Source data

☆ ☆ ☆

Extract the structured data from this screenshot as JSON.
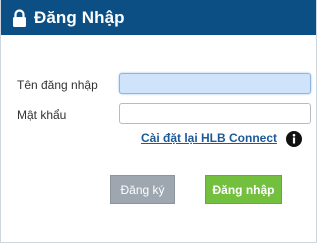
{
  "dialog": {
    "title": "Đăng Nhập",
    "title_icon": "lock-icon",
    "header_color": "#0b4f84"
  },
  "form": {
    "username_label": "Tên đăng nhập",
    "username_value": "",
    "password_label": "Mật khẩu",
    "password_value": "",
    "reset_link_text": "Cài đặt lại HLB Connect",
    "info_icon": "info-icon"
  },
  "buttons": {
    "register_label": "Đăng ký",
    "register_color": "#9ea7b0",
    "login_label": "Đăng nhập",
    "login_color": "#73bf3e"
  }
}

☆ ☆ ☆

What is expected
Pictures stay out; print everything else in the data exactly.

Task solution
Extract the structured data from this screenshot as JSON.
{
  "dialog": {
    "title": "Đăng Nhập",
    "title_icon": "lock-icon",
    "header_color": "#0b4f84"
  },
  "form": {
    "username_label": "Tên đăng nhập",
    "username_value": "",
    "password_label": "Mật khẩu",
    "password_value": "",
    "reset_link_text": "Cài đặt lại HLB Connect",
    "info_icon": "info-icon"
  },
  "buttons": {
    "register_label": "Đăng ký",
    "register_color": "#9ea7b0",
    "login_label": "Đăng nhập",
    "login_color": "#73bf3e"
  }
}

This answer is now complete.